About this exercise: Going through the entries below, copy out each line that contains "title".
*** Opening of Material supplied ***
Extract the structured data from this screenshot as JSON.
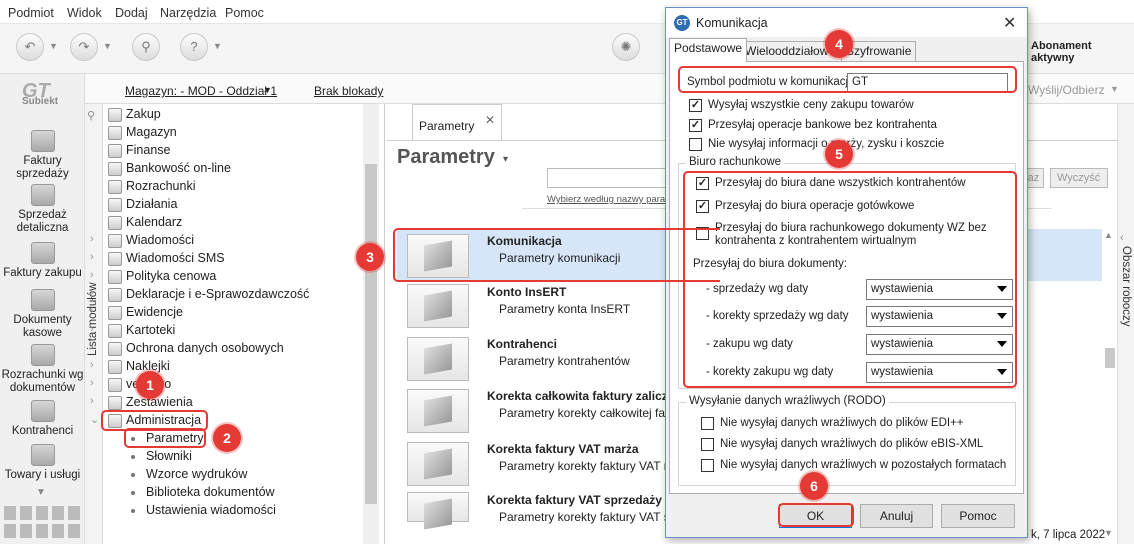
{
  "menu": [
    "Podmiot",
    "Widok",
    "Dodaj",
    "Narzędzia",
    "Pomoc"
  ],
  "toolbar": {
    "subscription": "Abonament aktywny",
    "send_receive": "Wyślij/Odbierz"
  },
  "logo": "Subiekt",
  "left_nav": [
    "Faktury sprzedaży",
    "Sprzedaż detaliczna",
    "Faktury zakupu",
    "Dokumenty kasowe",
    "Rozrachunki wg dokumentów",
    "Kontrahenci",
    "Towary i usługi"
  ],
  "subbar": {
    "magazyn": "Magazyn: - MOD - Oddział 1",
    "blokada": "Brak blokady"
  },
  "modules_tab": "Lista modułów",
  "tree": [
    "Zakup",
    "Magazyn",
    "Finanse",
    "Bankowość on-line",
    "Rozrachunki",
    "Działania",
    "Kalendarz",
    "Wiadomości",
    "Wiadomości SMS",
    "Polityka cenowa",
    "Deklaracje i e-Sprawozdawczość",
    "Ewidencje",
    "Kartoteki",
    "Ochrona danych osobowych",
    "Naklejki",
    "vendero",
    "Zestawienia",
    "Administracja"
  ],
  "subtree": [
    "Parametry",
    "Słowniki",
    "Wzorce wydruków",
    "Biblioteka dokumentów",
    "Ustawienia wiadomości"
  ],
  "main": {
    "tab": "Parametry",
    "title": "Parametry",
    "search_hint": "Wybierz według nazwy param",
    "btn_filter": "raz",
    "btn_clear": "Wyczyść",
    "rows": [
      {
        "title": "Komunikacja",
        "sub": "Parametry komunikacji"
      },
      {
        "title": "Konto InsERT",
        "sub": "Parametry konta InsERT"
      },
      {
        "title": "Kontrahenci",
        "sub": "Parametry kontrahentów"
      },
      {
        "title": "Korekta całkowita faktury zaliczkow",
        "sub": "Parametry korekty całkowitej fak"
      },
      {
        "title": "Korekta faktury VAT marża",
        "sub": "Parametry korekty faktury VAT m"
      },
      {
        "title": "Korekta faktury VAT sprzedaży",
        "sub": "Parametry korekty faktury VAT sp"
      }
    ],
    "statusdate": "k, 7 lipca 2022"
  },
  "right_panel": "Obszar roboczy",
  "dialog": {
    "title": "Komunikacja",
    "tabs": [
      "Podstawowe",
      "Wielooddziałowość",
      "Szyfrowanie"
    ],
    "symbol_label": "Symbol podmiotu w komunikacji:",
    "symbol_value": "GT",
    "checks": [
      {
        "label": "Wysyłaj wszystkie ceny zakupu towarów",
        "checked": true
      },
      {
        "label": "Przesyłaj operacje bankowe bez kontrahenta",
        "checked": true
      },
      {
        "label": "Nie wysyłaj informacji o marży, zysku i koszcie",
        "checked": false
      }
    ],
    "biuro_label": "Biuro rachunkowe",
    "biuro_checks": [
      {
        "label": "Przesyłaj do biura dane wszystkich kontrahentów",
        "checked": true
      },
      {
        "label": "Przesyłaj do biura operacje gotówkowe",
        "checked": true
      },
      {
        "label": "Przesyłaj do biura rachunkowego dokumenty WZ bez",
        "label2": "kontrahenta z kontrahentem wirtualnym",
        "checked": false
      }
    ],
    "docs_label": "Przesyłaj do biura dokumenty:",
    "docs": [
      {
        "label": "- sprzedaży wg daty",
        "value": "wystawienia"
      },
      {
        "label": "- korekty sprzedaży wg daty",
        "value": "wystawienia"
      },
      {
        "label": "- zakupu wg daty",
        "value": "wystawienia"
      },
      {
        "label": "- korekty zakupu wg daty",
        "value": "wystawienia"
      }
    ],
    "rodo_label": "Wysyłanie danych wrażliwych (RODO)",
    "rodo_checks": [
      {
        "label": "Nie wysyłaj danych wrażliwych do plików EDI++",
        "checked": false
      },
      {
        "label": "Nie wysyłaj danych wrażliwych do plików eBIS-XML",
        "checked": false
      },
      {
        "label": "Nie wysyłaj danych wrażliwych w pozostałych formatach",
        "checked": false
      }
    ],
    "ok": "OK",
    "cancel": "Anuluj",
    "help": "Pomoc"
  },
  "badges": [
    "1",
    "2",
    "3",
    "4",
    "5",
    "6"
  ]
}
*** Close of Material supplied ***
Response to this task:
    "title": "Parametry",
        "title": "Komunikacja",
        "title": "Konto InsERT",
        "title": "Kontrahenci",
        "title": "Korekta całkowita faktury zaliczkow",
        "title": "Korekta faktury VAT marża",
        "title": "Korekta faktury VAT sprzedaży",
    "title": "Komunikacja",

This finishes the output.